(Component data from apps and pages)
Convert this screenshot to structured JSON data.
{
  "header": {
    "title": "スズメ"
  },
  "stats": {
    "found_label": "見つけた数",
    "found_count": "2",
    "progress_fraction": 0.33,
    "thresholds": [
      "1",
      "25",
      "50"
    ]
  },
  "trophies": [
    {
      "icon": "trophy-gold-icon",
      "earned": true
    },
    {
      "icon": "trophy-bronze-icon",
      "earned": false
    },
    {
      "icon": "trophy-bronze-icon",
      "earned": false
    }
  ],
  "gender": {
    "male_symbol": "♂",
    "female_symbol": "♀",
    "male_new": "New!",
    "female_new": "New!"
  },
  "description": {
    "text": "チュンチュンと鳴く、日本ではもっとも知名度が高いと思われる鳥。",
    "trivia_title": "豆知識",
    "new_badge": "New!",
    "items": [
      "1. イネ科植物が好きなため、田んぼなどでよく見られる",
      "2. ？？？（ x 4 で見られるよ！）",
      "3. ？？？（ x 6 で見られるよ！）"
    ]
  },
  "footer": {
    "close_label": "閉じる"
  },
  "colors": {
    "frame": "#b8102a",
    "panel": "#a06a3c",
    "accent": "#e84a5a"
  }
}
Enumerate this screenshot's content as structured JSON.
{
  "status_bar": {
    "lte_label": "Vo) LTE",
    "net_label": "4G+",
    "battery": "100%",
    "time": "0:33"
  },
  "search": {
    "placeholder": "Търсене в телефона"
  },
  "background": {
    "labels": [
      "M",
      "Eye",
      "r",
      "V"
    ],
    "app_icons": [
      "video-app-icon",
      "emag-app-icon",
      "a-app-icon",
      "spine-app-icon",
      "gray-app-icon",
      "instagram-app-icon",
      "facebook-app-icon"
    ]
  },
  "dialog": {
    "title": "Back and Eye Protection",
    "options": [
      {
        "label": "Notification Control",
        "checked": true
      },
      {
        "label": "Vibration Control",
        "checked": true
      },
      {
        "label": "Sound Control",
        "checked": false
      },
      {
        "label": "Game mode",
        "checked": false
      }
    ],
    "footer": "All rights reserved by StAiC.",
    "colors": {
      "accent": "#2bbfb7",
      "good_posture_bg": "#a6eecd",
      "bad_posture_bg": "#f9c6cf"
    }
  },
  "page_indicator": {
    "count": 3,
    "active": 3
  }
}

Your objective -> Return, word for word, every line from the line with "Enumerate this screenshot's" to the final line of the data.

The answer ->
Enumerate this screenshot's content as structured JSON.
{
  "status_bar": {
    "lte_label": "Vo) LTE",
    "net_label": "4G+",
    "battery": "100%",
    "time": "0:33"
  },
  "search": {
    "placeholder": "Търсене в телефона"
  },
  "background": {
    "labels": [
      "M",
      "Eye",
      "r",
      "V"
    ],
    "app_icons": [
      "video-app-icon",
      "emag-app-icon",
      "a-app-icon",
      "spine-app-icon",
      "gray-app-icon",
      "instagram-app-icon",
      "facebook-app-icon"
    ]
  },
  "dialog": {
    "title": "Back and Eye Protection",
    "options": [
      {
        "label": "Notification Control",
        "checked": true
      },
      {
        "label": "Vibration Control",
        "checked": true
      },
      {
        "label": "Sound Control",
        "checked": false
      },
      {
        "label": "Game mode",
        "checked": false
      }
    ],
    "footer": "All rights reserved by StAiC.",
    "colors": {
      "accent": "#2bbfb7",
      "good_posture_bg": "#a6eecd",
      "bad_posture_bg": "#f9c6cf"
    }
  },
  "page_indicator": {
    "count": 3,
    "active": 3
  }
}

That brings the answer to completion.